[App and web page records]
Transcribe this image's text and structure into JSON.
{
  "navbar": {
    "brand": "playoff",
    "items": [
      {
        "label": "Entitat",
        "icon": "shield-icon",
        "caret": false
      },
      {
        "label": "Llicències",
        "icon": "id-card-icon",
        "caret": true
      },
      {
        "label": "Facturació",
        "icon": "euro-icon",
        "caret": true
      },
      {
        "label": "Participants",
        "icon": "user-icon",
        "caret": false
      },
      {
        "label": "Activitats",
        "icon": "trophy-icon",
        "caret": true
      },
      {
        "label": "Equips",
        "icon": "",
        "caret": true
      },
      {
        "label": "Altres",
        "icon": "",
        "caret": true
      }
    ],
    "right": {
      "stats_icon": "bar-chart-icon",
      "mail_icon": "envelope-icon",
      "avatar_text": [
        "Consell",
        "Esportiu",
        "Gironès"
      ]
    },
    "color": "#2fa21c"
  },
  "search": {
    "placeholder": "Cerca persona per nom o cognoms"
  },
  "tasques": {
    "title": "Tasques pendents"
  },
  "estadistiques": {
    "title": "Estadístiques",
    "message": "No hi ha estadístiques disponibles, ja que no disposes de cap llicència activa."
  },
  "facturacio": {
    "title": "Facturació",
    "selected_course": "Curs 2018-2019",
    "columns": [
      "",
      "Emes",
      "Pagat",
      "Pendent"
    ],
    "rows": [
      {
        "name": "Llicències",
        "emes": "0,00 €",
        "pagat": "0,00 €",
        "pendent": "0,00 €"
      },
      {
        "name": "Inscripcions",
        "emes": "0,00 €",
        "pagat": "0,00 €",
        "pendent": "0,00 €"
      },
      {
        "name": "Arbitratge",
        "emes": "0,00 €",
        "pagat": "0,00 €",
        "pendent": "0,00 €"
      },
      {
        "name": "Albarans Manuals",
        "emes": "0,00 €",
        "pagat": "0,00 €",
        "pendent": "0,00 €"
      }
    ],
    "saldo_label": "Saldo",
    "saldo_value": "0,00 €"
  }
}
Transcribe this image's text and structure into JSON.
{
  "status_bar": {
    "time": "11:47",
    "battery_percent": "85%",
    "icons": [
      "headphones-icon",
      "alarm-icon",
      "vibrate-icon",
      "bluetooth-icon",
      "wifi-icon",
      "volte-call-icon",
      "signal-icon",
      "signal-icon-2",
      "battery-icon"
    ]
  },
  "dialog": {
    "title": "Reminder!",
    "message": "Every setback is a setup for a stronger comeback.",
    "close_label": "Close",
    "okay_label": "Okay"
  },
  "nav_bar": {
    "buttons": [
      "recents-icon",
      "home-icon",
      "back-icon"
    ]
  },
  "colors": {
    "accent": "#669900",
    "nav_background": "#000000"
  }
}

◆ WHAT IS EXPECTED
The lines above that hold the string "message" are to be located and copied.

◆ RESPONSE TO THE EXERCISE
    "message": "No hi ha estadístiques disponibles, ja que no disposes de cap llicència activa."
    "message": "Every setback is a setup for a stronger comeback.",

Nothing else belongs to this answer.